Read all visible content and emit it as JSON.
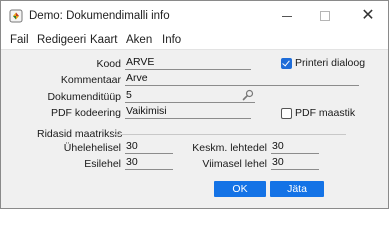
{
  "window": {
    "title": "Demo: Dokumendimalli info",
    "controls": {
      "minimize": "—",
      "maximize": "☐",
      "close": "✕"
    }
  },
  "menu": [
    "Fail",
    "Redigeeri",
    "Kaart",
    "Aken",
    "Info"
  ],
  "form": {
    "kood": {
      "label": "Kood",
      "value": "ARVE"
    },
    "kommentaar": {
      "label": "Kommentaar",
      "value": "Arve"
    },
    "dokumendituup": {
      "label": "Dokumenditüüp",
      "value": "5"
    },
    "pdf_kodeering": {
      "label": "PDF kodeering",
      "value": "Vaikimisi"
    },
    "printeri_dialoog": {
      "label": "Printeri dialoog",
      "checked": true
    },
    "pdf_maastik": {
      "label": "PDF maastik",
      "checked": false
    }
  },
  "section": {
    "title": "Ridasid maatriksis",
    "uhelehelisel": {
      "label": "Ühelehelisel",
      "value": "30"
    },
    "esilehel": {
      "label": "Esilehel",
      "value": "30"
    },
    "keskm_lehtedel": {
      "label": "Keskm. lehtedel",
      "value": "30"
    },
    "viimasel_lehel": {
      "label": "Viimasel lehel",
      "value": "30"
    }
  },
  "buttons": {
    "ok": "OK",
    "cancel": "Jäta"
  },
  "colors": {
    "accent": "#1473e6",
    "background": "#f0f0f0",
    "titlebar": "#ffffff"
  }
}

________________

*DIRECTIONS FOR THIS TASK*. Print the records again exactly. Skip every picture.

*ANSWER SPACE*.
Read all visible content and emit it as JSON.
{
  "window": {
    "title": "Demo: Dokumendimalli info",
    "controls": {
      "minimize": "—",
      "maximize": "☐",
      "close": "✕"
    }
  },
  "menu": [
    "Fail",
    "Redigeeri",
    "Kaart",
    "Aken",
    "Info"
  ],
  "form": {
    "kood": {
      "label": "Kood",
      "value": "ARVE"
    },
    "kommentaar": {
      "label": "Kommentaar",
      "value": "Arve"
    },
    "dokumendituup": {
      "label": "Dokumenditüüp",
      "value": "5"
    },
    "pdf_kodeering": {
      "label": "PDF kodeering",
      "value": "Vaikimisi"
    },
    "printeri_dialoog": {
      "label": "Printeri dialoog",
      "checked": true
    },
    "pdf_maastik": {
      "label": "PDF maastik",
      "checked": false
    }
  },
  "section": {
    "title": "Ridasid maatriksis",
    "uhelehelisel": {
      "label": "Ühelehelisel",
      "value": "30"
    },
    "esilehel": {
      "label": "Esilehel",
      "value": "30"
    },
    "keskm_lehtedel": {
      "label": "Keskm. lehtedel",
      "value": "30"
    },
    "viimasel_lehel": {
      "label": "Viimasel lehel",
      "value": "30"
    }
  },
  "buttons": {
    "ok": "OK",
    "cancel": "Jäta"
  },
  "colors": {
    "accent": "#1473e6",
    "background": "#f0f0f0",
    "titlebar": "#ffffff"
  }
}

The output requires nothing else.